▶ **Work task**
Search the listing for the word "Sets". Copy every line where it is found.
_ _ _ _ _ _ _
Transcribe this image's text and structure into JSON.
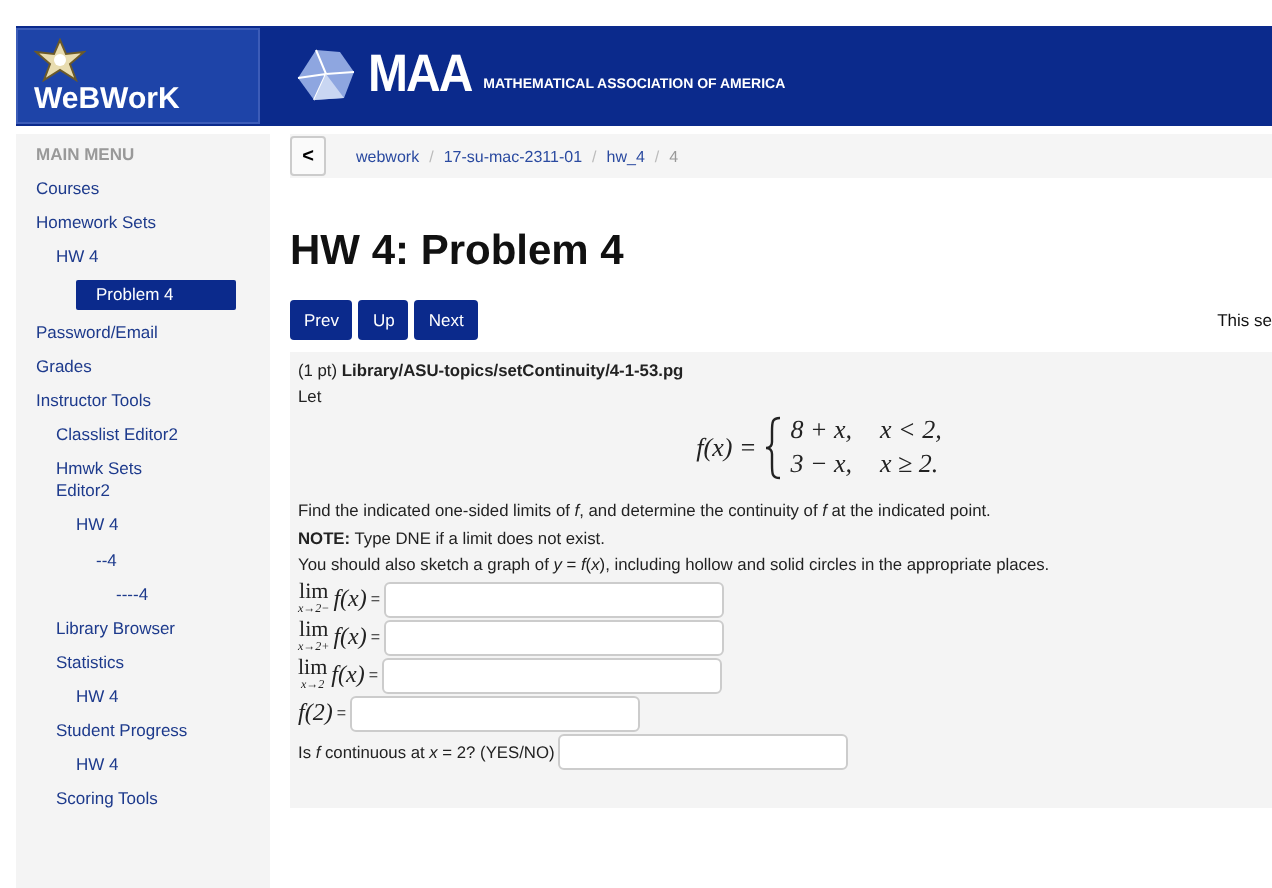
{
  "header": {
    "logo_text": "WeBWorK",
    "brand": "MAA",
    "brand_subtitle": "MATHEMATICAL ASSOCIATION OF AMERICA"
  },
  "sidebar": {
    "heading": "MAIN MENU",
    "items": [
      {
        "label": "Courses",
        "selected": false
      },
      {
        "label": "Homework Sets",
        "selected": false,
        "children": [
          {
            "label": "HW 4",
            "selected": false,
            "children": [
              {
                "label": "Problem 4",
                "selected": true
              }
            ]
          }
        ]
      },
      {
        "label": "Password/Email",
        "selected": false
      },
      {
        "label": "Grades",
        "selected": false
      },
      {
        "label": "Instructor Tools",
        "selected": false,
        "children": [
          {
            "label": "Classlist Editor2",
            "selected": false
          },
          {
            "label": "Hmwk Sets Editor2",
            "selected": false,
            "children": [
              {
                "label": "HW 4",
                "selected": false,
                "children": [
                  {
                    "label": "--4",
                    "selected": false,
                    "children": [
                      {
                        "label": "----4",
                        "selected": false
                      }
                    ]
                  }
                ]
              }
            ]
          },
          {
            "label": "Library Browser",
            "selected": false
          },
          {
            "label": "Statistics",
            "selected": false,
            "children": [
              {
                "label": "HW 4",
                "selected": false
              }
            ]
          },
          {
            "label": "Student Progress",
            "selected": false,
            "children": [
              {
                "label": "HW 4",
                "selected": false
              }
            ]
          },
          {
            "label": "Scoring Tools",
            "selected": false
          }
        ]
      }
    ]
  },
  "breadcrumb": {
    "back": "<",
    "separator": "/",
    "crumbs": [
      {
        "label": "webwork",
        "current": false
      },
      {
        "label": "17-su-mac-2311-01",
        "current": false
      },
      {
        "label": "hw_4",
        "current": false
      },
      {
        "label": "4",
        "current": true
      }
    ]
  },
  "title": "HW 4: Problem 4",
  "nav_buttons": [
    "Prev",
    "Up",
    "Next"
  ],
  "side_note": "This se",
  "problem": {
    "points": "(1 pt)",
    "path": "Library/ASU-topics/setContinuity/4-1-53.pg",
    "intro": "Let",
    "function": {
      "lhs": "f(x) =",
      "cases": [
        {
          "expr": "8 + x,",
          "cond": "x < 2,"
        },
        {
          "expr": "3 − x,",
          "cond": "x ≥ 2."
        }
      ]
    },
    "paragraphs": [
      "Find the indicated one-sided limits of *f*, and determine the continuity of *f* at the indicated point.",
      "**NOTE:** Type DNE if a limit does not exist.",
      "You should also sketch a graph of *y* = *f*(*x*), including hollow and solid circles in the appropriate places."
    ],
    "answers": [
      {
        "kind": "limit",
        "op": "lim",
        "sub": "x→2−",
        "expr": "f(x)",
        "equals": "="
      },
      {
        "kind": "limit",
        "op": "lim",
        "sub": "x→2+",
        "expr": "f(x)",
        "equals": "="
      },
      {
        "kind": "limit",
        "op": "lim",
        "sub": "x→2",
        "expr": "f(x)",
        "equals": "="
      },
      {
        "kind": "value",
        "expr": "f(2)",
        "equals": "="
      },
      {
        "kind": "question",
        "text": "Is *f* continuous at *x* = 2? (YES/NO)"
      }
    ]
  }
}
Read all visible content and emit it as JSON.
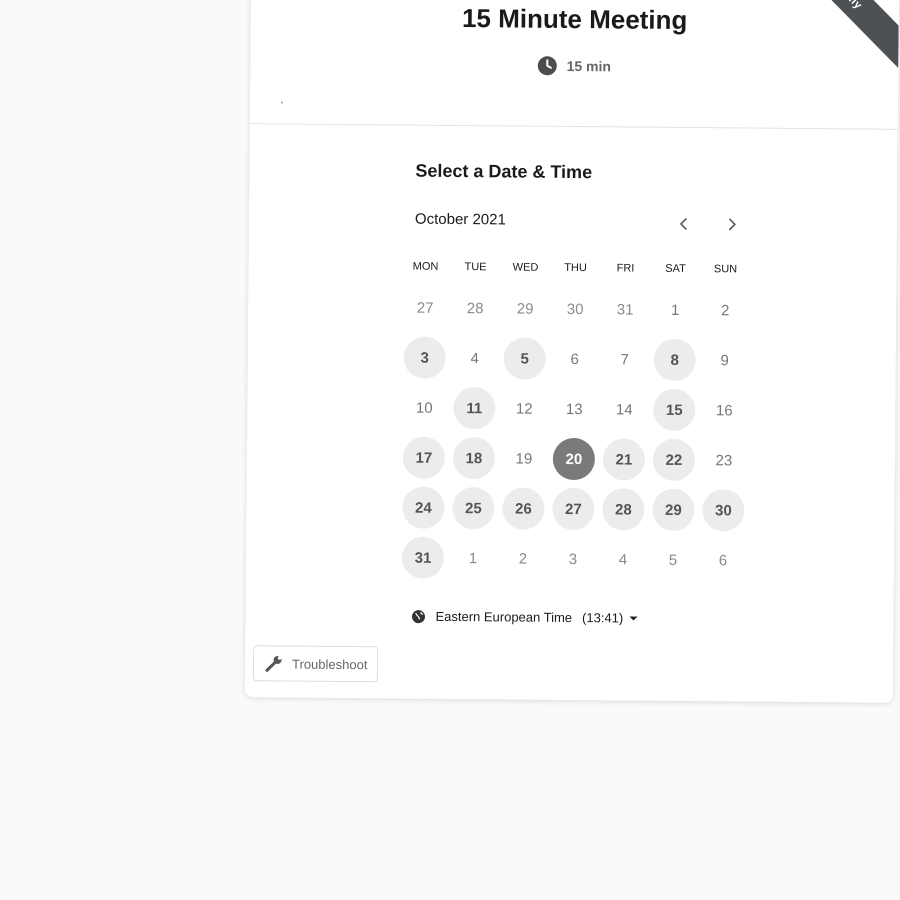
{
  "event": {
    "title": "15 Minute Meeting",
    "duration": "15 min",
    "duration_icon": "clock-icon",
    "ribbon_text": "dly"
  },
  "scheduler": {
    "section_title": "Select a Date & Time",
    "month_label": "October 2021",
    "prev_icon": "chevron-left-icon",
    "next_icon": "chevron-right-icon",
    "weekdays": [
      "MON",
      "TUE",
      "WED",
      "THU",
      "FRI",
      "SAT",
      "SUN"
    ],
    "days": [
      {
        "label": "27",
        "state": "other"
      },
      {
        "label": "28",
        "state": "other"
      },
      {
        "label": "29",
        "state": "other"
      },
      {
        "label": "30",
        "state": "other"
      },
      {
        "label": "31",
        "state": "other"
      },
      {
        "label": "1",
        "state": "unavailable"
      },
      {
        "label": "2",
        "state": "unavailable"
      },
      {
        "label": "3",
        "state": "available"
      },
      {
        "label": "4",
        "state": "unavailable"
      },
      {
        "label": "5",
        "state": "available"
      },
      {
        "label": "6",
        "state": "unavailable"
      },
      {
        "label": "7",
        "state": "unavailable"
      },
      {
        "label": "8",
        "state": "available"
      },
      {
        "label": "9",
        "state": "unavailable"
      },
      {
        "label": "10",
        "state": "unavailable"
      },
      {
        "label": "11",
        "state": "available"
      },
      {
        "label": "12",
        "state": "unavailable"
      },
      {
        "label": "13",
        "state": "unavailable"
      },
      {
        "label": "14",
        "state": "unavailable"
      },
      {
        "label": "15",
        "state": "available"
      },
      {
        "label": "16",
        "state": "unavailable"
      },
      {
        "label": "17",
        "state": "available"
      },
      {
        "label": "18",
        "state": "available"
      },
      {
        "label": "19",
        "state": "unavailable"
      },
      {
        "label": "20",
        "state": "selected"
      },
      {
        "label": "21",
        "state": "available"
      },
      {
        "label": "22",
        "state": "available"
      },
      {
        "label": "23",
        "state": "unavailable"
      },
      {
        "label": "24",
        "state": "available"
      },
      {
        "label": "25",
        "state": "available"
      },
      {
        "label": "26",
        "state": "available"
      },
      {
        "label": "27",
        "state": "available"
      },
      {
        "label": "28",
        "state": "available"
      },
      {
        "label": "29",
        "state": "available"
      },
      {
        "label": "30",
        "state": "available"
      },
      {
        "label": "31",
        "state": "available"
      },
      {
        "label": "1",
        "state": "other"
      },
      {
        "label": "2",
        "state": "other"
      },
      {
        "label": "3",
        "state": "other"
      },
      {
        "label": "4",
        "state": "other"
      },
      {
        "label": "5",
        "state": "other"
      },
      {
        "label": "6",
        "state": "other"
      }
    ],
    "timezone": {
      "label": "Eastern European Time",
      "time": "(13:41)",
      "icon": "globe-icon"
    }
  },
  "troubleshoot": {
    "label": "Troubleshoot",
    "icon": "wrench-icon"
  },
  "colors": {
    "page_bg": "#fafafa",
    "card_bg": "#ffffff",
    "available_bg": "#ececec",
    "selected_bg": "#7a7a7a",
    "ribbon_bg": "#4d5055"
  }
}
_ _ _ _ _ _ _
▶ **Answer space**
        "label": "Homework Sets",
            "label": "Hmwk Sets Editor2",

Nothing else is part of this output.